There’s more to 5G than overblown marketing hype and some really weird (and in some cases, dangerous) conspiracy theories. Here’s what you actually need to know: 5G offers faster download and upload speeds, more bandwidth, lower latency, and enough throughput to support a household of people trying to connect to the internet (though 5G home broadband is...limited, to say the least).
And 5G connectivity isn’t as scarce as it was in the beginning times. Carriers are rolling out more towers and installing more nodes on existing towers across the U.S. If your carrier has already flipped the switch on 5G where you live, or if you’re thinking of upgrading your phone this year, buying a 5G phone is a good idea.
Apple, Google, Samsung, OnePlus, and even some budget smartphone players have all fully committed to the new wireless specification, though it’s not equal across the major carriers. There’s a bit of nuance to 5G and its different frequencies, which can make choosing a compatible device kind of annoying!
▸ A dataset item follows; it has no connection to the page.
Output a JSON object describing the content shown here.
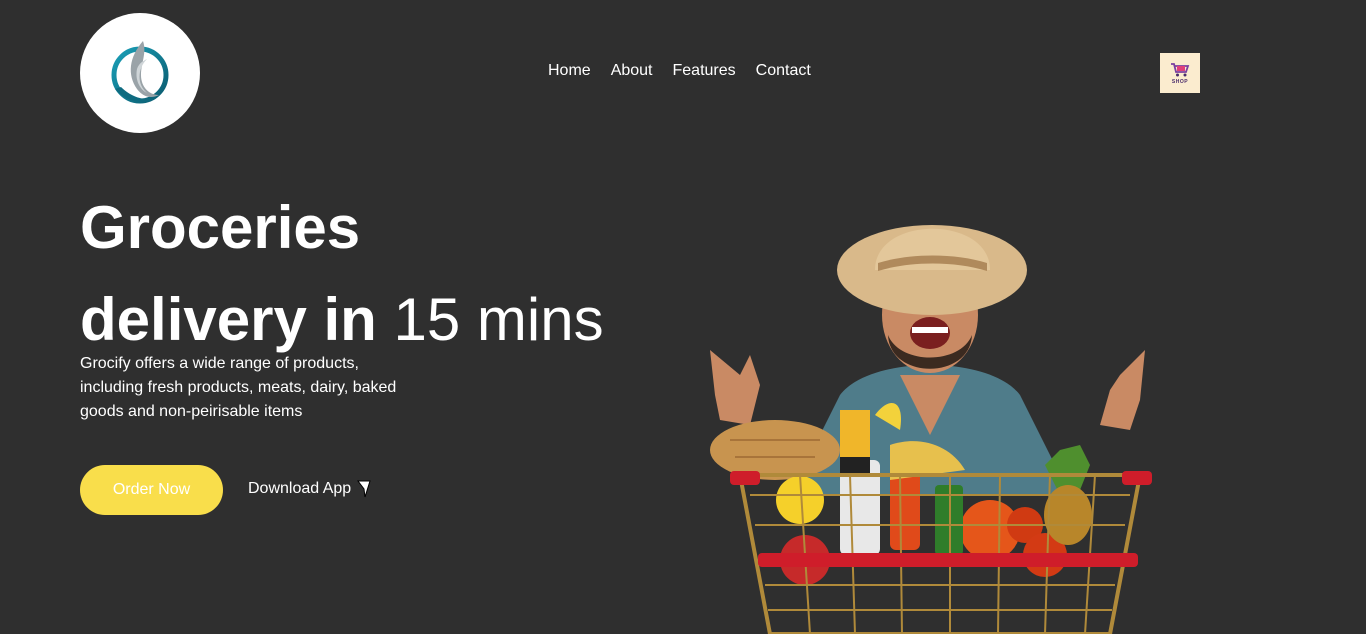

Figuring out 5G is complicated because of the way it’s been rolled out in the U.S. When buying a phone, you need to know that there are three frequencies that make up 5G: low-band, mid-band, and high-band. The low-band frequencies are often considered “blanket” 5G because of their far range, but their 600 to 700Mhz spectrum is quite slow. Mid-band frequencies are faster at 1.7GHz to 2.5GHz, and they’re like the just right tier of 5G you could hope for at this stage. High-band frequencies are called millimeter-wave 5G at 24GHz spectrum and higher, but the higher frequency means shorter range. Signal can’t travel very far and can’t penetrate, say, walls or windows. That means you can get lightning-fast speeds if you’re standing directly under a 5G node, but not in your home. The carriers have deployed 5G in varying bands, but the ideal 5G network is made up of all three. That’s a work in progress.
T-Mobile is known for its mass offering of low-band frequencies since it gobbled up Sprint, which is how it gets away with advertising that it has the most coverage. Verizon and AT&T rely mostly on the high-band mmWave 5G. Not only do you need to pay attention to what kind of 5G service your carrier is offering in your area, but some 5G phones only support specific types of 5G. That’s becoming less of an issue now, but if you’re buying a 5G phone, make sure it can support both mmWave and sub-6Ghz 5G.
5G phones are no longer as expensive as they once were. It’s possible to spend as little as $300 on a 5G-compatible phone, though devices are limited in band support at that price point and are often reserved for low-cost networks. Here are our recommendations for 5G phones to buy this year.